Constitutional Court only slightly trims High Council of Justice’s new powers
On 15 March the Constitutional Court issued its judgment on a submission from 53 National Deputies from BYuT (Tymoshenko’s bloc). It found only one of the three provisions of the new Law on the High Council of Justice in question unconstitutional.
The Constitutional Court [CCU] ruled that the High Council of Justice does not have the right to demand copies of judicial cases from the courts before the court examination has been completed. According to the Head of the CCU, Anatoly Holovyn, “the demand by the High Council of Justice of any material from a court case carries with it an assessment of the procedural actions by the judge. Such an assessment before the handing down of a final verdict in the case is interference in the exercise of justice which runs counter to the Constitution.”
Kommersant – Ukraine received comment on this from Serhiy Kivalov, Party of the Regions National Deputy, who is both a member of the High Council of Justice and the Chair of the Verkhovna Rada on Justice Issues. He said that the CCU judgement was well-founded. “At some stage this norm was justified. But now the situation has changed, judges have become more qualified and are more responsible in their attitude to their work”.
According to BYuT National Deputy, Serhiy Vlasenko, “After the introduction of amendments to the Law on the High Council of Justice and the adoption of the Law on the Judicial System and Status of Judges, the High Council of Justice received a large number of unconstitutional means of influencing the judicial system and began actively using them. Today one of these unconstitutional methods was taken away from it.”
The Constitutional Court, however, found the other two norms appealed against to be constitutional. This means that acts of the High Council of Justice can only be appealed against in the High Administrative Court and that the High Council of Justice has the right to make decisions regarding violation by judges of their oath, including in cases involving non-observance of moral and ethical principles of behaviour.
Me Vlasenko does not agree with this judgment. This means, he says, that the Council may continue to dismiss judges for non-adherence to moral principle, “and that means for anything. If, for example, someone states that a judge behaved badly in a tram, that can already mean violation of his oath and he can be dismissed for that. Such a norm is an additional mechanism of control over judges by the High Council of Justice.
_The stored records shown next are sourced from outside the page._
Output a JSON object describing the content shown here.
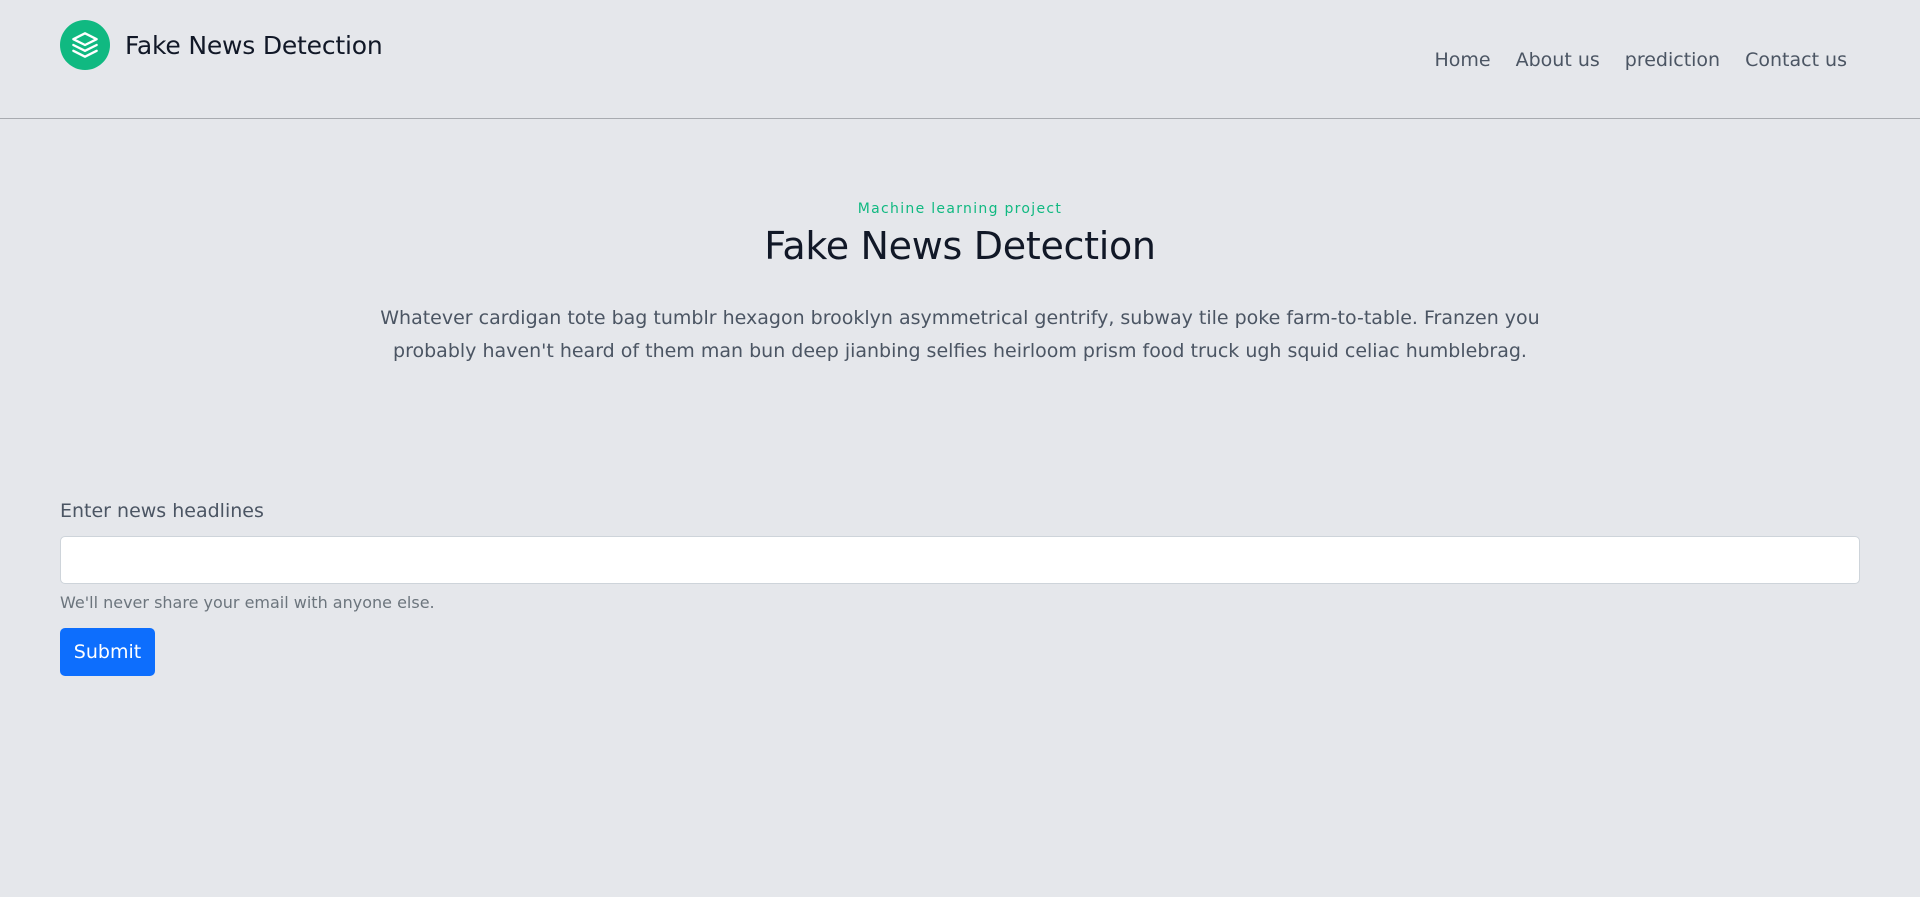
{
  "header": {
    "brand_title": "Fake News Detection",
    "logo_icon": "layers-icon",
    "nav": [
      {
        "label": "Home"
      },
      {
        "label": "About us"
      },
      {
        "label": "prediction"
      },
      {
        "label": "Contact us"
      }
    ]
  },
  "hero": {
    "eyebrow": "Machine learning project",
    "title": "Fake News Detection",
    "text": "Whatever cardigan tote bag tumblr hexagon brooklyn asymmetrical gentrify, subway tile poke farm-to-table. Franzen you probably haven't heard of them man bun deep jianbing selfies heirloom prism food truck ugh squid celiac humblebrag."
  },
  "form": {
    "label": "Enter news headlines",
    "input_value": "",
    "help_text": "We'll never share your email with anyone else.",
    "submit_label": "Submit"
  },
  "colors": {
    "accent": "#10b981",
    "primary_button": "#0d6efd",
    "background": "#e5e7eb"
  }
}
It should be noted that both the Parliamentary Assembly of the Council of Europe and the Venice Commission have expressed concern over amendments restricting the powers of the Supreme Court and significantly extending the power of the High Council of Justice.